Ortulana, the mother of SS Agnes and Clare, who died in 1238. 
An old entrance to the original crypt can be seen on the left as you enter (i.e. the middle opening in this photograph).   An inscribed funerary stele (2nd century AD) is embedded in the wall here [visible ??], in which a women commemorates her husband, Titus Babrius Epaphra.
The opening in the left wall (i.e. on the right in this photograph) allows visitors to see the choir that St Clare and her sisters used.  This choir originally extended around the entire periphery of the apse, but it was subsequently divided by what is now the altar wall. The nuns assembled in front of the grate in the wall of the apse (described above) to receive Communion.  The wooden stalls and lecterns here probably survive from the time of St Clare. 
Crucifixion (1482)
This fresco on the altar wall, which is dated by inscription, is attributed to Pierantonio Mezzastris.  

Stairs outside the nuns’ choir lead to the second storey, which was built over the church soon after St Clare moved here in ca. 1212.  A window on the right looks out on St Clare’s tiny garden terrace. 

Oratorio di Santa Chiara  

The stairs lead to the oratory that was built over the remodelled presbytery of the ancient church.  
The niche to the left of the altar was used to hold the pyx that contained the consecrated Host.  St Clare probably removed the pyx from this niche in 1240 when she brandished it before invading Saracens and saved her sisters from harm.  
Frescoes (14th century) 
These frescoes have been heavily repainted, but follow the original design.  
On the left wall, St Clare and her sisters adore the Host.  

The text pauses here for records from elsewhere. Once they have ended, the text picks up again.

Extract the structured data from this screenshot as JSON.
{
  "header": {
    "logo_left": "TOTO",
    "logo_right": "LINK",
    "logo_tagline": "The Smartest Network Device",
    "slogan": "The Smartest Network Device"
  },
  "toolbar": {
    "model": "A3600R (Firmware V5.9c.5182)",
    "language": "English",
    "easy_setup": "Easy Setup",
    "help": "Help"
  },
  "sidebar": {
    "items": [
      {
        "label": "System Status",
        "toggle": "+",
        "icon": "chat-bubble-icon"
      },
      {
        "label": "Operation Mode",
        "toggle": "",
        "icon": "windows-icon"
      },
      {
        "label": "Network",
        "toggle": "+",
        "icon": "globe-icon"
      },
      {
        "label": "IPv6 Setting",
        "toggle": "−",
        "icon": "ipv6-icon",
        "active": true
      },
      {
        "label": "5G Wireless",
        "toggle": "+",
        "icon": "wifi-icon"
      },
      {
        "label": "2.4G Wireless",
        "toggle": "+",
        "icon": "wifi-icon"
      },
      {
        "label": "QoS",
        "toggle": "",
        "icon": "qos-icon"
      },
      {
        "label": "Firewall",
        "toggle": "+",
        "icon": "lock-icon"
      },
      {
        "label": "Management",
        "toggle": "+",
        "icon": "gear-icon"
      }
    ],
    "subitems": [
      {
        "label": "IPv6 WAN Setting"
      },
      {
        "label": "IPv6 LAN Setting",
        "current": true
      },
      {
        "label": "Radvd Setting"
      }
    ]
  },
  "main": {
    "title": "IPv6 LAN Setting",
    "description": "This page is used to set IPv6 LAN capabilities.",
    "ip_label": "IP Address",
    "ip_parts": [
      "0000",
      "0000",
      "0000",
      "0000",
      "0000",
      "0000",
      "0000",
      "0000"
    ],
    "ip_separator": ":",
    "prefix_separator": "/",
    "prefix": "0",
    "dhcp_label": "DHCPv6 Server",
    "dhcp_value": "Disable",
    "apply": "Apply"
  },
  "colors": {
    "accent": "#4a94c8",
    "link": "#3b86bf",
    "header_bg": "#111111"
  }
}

Inside the niche, an angel frescoed on the sidewall of the niche commends St Clare to a figure of Christ that is frescoed on its back wall. 

The arch of the presbytery has frescoed tondi of the Throne of Heaven with the four Evangelists.  
The dome of the presbytery contains other tondi of the Madonna and Child with SS Francis and Clare. 

The Crucifix on the left wall marks the site of the death of St Clare in 1253.  
The relief to the right depicts her on her deathbed, with a friar showing her the precious papal signature that conferred papal approval on her Form of Life. 

Cloister and Refectory 
Steps lead down from the dormitory into the cloister.   The east wing (opposite you as you enter the cloister, to the right in the photograph) and the south wing along the church existed at the time of St Clare, although the cloister itself took on its present appearance at a later date.

The upper floor of the east wing wing served as the nuns’ infirmary, with their refectory (illustrated here) below.  Much of the furniture in the refectory dates back to the time of St Clare.  A cave that has been discovered under the ancient flooring probably provided a refuge for St Francis when he hid from his father early in his conversion.

Frescoes in the cloister (1507) 
These frescoes in the south east corner of the cloister are signed by Eusebio da San Giorgio  and dated by inscription.  They depict: 
the stigmatisation of St Francis; and 
the Annunciation. 
Umbrian Inscription (late 2nd century BC) 
This inscription, which  was discovered in the convent in 1982, was embedded in the corner of the cloister below Monte Subasio during the restructuring of the complex in 2001.  The inscription, in the Latin alphabet, reads: 
The inscription was originally thought to have been in Latin, but the word “aso” is now thought to be the Umbrian word for an altar.  Simone Sisani (referenced in the page on Umbrian Inscriptions  after 295BC, where the inscription is also described) translates it as: 
 altar sacred to Arentia  O[.....]
where the “O” is an abbreviation of the unknown Umbrian word that equates to the Latin epithet “Obsequens” (as in “Venus Obsequens”, where the epithet is translated into English as compliant, gracious or accommodating).  Arentia is otherwise unknown in Italy, but Arentius and his wife Arentia were worshipped in ancient Lusitania (modern Portugal).
Garden of the Canticle 
On leaving the convent, turn left and cross the bridge to see the so-called Garden of the Canticle, which was once the garden of the priests’ house.   A modern bronze sculpture depicts St Francis giving thanks for the natural world.